“Well,” she asked, “how are you feeling, Mr. Ledsam?”
“As though I had spent half-an-hour in Hell,” he answered.
She screamed with laughter.
“Hear this man,” she called out, “who will send any poor ragamuffin to the gallows if his fee is large enough! Of course,” she added, turning back to him, “I ought to remember you are a normal person and to-night’s entertainment was not for normal persons. For myself I am grateful to Sir Timothy. For a few moments of this aching aftermath of life, I forgot.”
Suddenly all the lights around the launch flamed out, the music stopped. Sir Timothy came up on deck. On either side of him was a man in ordinary dinner clothes. The babel of voices ceased. Everyone was oppressed by some vague likeness. A breathless silence ensued.
“Ladies and gentlemen,” Sir Timothy said, and once more the smile upon his lips assumed its most mocking curve, “let me introduce you to the two artists who have given us to-night such a realistic performance, Signor Guiseppe Elito and Signor Carlos Marlini. I had the good fortune,” he went on, “to witness this very marvellous performance in a small music-hall at Palermo, and I was able to induce the two actors to pay us a visit over here. Steward, these gentlemen will take a glass of champagne.”
The two Sicilians raised their glasses and bowed expectantly to the little company. They received, however, a much greater tribute to their performance than the applause which they had been expecting. There reigned everywhere a deadly, stupefied silence. Only a half-stifled sob broke from Lady Cynthia’s lips as she leaned over the rail, her face buried in her hands, her whole frame shaking.

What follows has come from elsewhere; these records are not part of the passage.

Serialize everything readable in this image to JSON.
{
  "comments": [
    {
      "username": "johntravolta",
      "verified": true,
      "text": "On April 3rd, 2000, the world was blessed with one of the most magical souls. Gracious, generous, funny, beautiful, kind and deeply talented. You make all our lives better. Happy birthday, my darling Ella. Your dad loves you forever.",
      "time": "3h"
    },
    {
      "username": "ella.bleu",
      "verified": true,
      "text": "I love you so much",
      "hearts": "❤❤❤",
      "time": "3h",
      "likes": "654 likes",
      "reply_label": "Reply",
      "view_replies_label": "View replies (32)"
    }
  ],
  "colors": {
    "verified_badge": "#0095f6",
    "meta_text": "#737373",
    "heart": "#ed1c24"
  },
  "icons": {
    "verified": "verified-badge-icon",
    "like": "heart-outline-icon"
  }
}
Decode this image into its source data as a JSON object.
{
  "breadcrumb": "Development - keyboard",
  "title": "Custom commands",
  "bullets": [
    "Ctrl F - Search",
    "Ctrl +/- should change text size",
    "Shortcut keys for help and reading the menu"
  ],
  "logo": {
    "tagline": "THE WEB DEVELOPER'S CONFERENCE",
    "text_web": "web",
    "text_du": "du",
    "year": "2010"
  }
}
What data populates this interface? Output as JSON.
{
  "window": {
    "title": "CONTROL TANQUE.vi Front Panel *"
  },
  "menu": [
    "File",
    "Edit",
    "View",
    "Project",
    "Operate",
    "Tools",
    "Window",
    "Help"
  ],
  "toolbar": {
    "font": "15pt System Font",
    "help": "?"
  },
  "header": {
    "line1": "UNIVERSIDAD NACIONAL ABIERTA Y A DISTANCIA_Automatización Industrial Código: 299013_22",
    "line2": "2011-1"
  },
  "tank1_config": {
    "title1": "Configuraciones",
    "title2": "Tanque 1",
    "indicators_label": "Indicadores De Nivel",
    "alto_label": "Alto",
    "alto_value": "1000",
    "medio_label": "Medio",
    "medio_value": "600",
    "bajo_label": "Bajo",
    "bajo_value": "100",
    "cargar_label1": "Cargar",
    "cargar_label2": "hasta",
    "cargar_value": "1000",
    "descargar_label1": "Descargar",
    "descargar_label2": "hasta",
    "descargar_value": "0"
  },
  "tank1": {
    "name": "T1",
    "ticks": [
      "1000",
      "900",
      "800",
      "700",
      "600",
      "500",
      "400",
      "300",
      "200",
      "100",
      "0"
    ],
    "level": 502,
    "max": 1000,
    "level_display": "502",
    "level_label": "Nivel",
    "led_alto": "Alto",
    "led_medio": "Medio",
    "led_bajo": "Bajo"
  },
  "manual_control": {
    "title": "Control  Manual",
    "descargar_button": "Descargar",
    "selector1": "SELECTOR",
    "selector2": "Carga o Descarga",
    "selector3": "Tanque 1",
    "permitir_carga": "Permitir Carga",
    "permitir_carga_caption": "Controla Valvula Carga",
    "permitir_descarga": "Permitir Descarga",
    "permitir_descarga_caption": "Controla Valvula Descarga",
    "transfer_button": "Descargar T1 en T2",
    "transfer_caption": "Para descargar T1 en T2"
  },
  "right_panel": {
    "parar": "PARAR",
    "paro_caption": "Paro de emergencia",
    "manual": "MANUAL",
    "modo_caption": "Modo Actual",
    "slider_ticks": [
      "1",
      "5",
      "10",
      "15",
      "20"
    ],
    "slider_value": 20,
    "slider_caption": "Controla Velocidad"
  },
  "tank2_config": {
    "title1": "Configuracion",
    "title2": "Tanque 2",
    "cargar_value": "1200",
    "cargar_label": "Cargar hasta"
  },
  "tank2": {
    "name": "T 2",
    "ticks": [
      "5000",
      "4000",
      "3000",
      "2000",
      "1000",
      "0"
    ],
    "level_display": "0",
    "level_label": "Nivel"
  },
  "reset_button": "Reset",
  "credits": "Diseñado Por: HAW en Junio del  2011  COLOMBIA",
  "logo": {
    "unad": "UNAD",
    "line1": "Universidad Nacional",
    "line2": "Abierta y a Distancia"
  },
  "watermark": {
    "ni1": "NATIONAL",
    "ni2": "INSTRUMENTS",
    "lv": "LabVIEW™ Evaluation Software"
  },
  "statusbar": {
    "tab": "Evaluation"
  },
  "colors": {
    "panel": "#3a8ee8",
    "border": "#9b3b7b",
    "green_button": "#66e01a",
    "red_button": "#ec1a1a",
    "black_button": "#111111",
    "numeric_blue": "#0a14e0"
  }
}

Francis and Margaret sat in the rose garden on the following morning. Their conversation was a little disjointed, as the conversation of lovers in a secluded and beautiful spot should be, but they came back often to the subject of Sir Timothy.
“If I have misunderstood your father,” Francis, declared, “and I admit that I have, it has been to some extent his own fault. To me he was always the deliberate scoffer against any code of morals, a rebel against the law even if not a criminal in actual deeds. I honestly believed that The Walled House was the scene of disreputable orgies, that your father was behind Fairfax in that cold-blooded murder, and that he was responsible in some sinister way for the disappearance of Reggie Wilmore. Most of these things seem to have been shams, like the fight last night.”
She moved uneasily in her place.
“I am glad I did not see that,” she said, with a shiver.
“I think,” he went on, “that the reason why your father insisted upon Lady Cynthia’s and my presence there was that he meant it as a sort of allegory. Half the vices in life he claims are unreal.”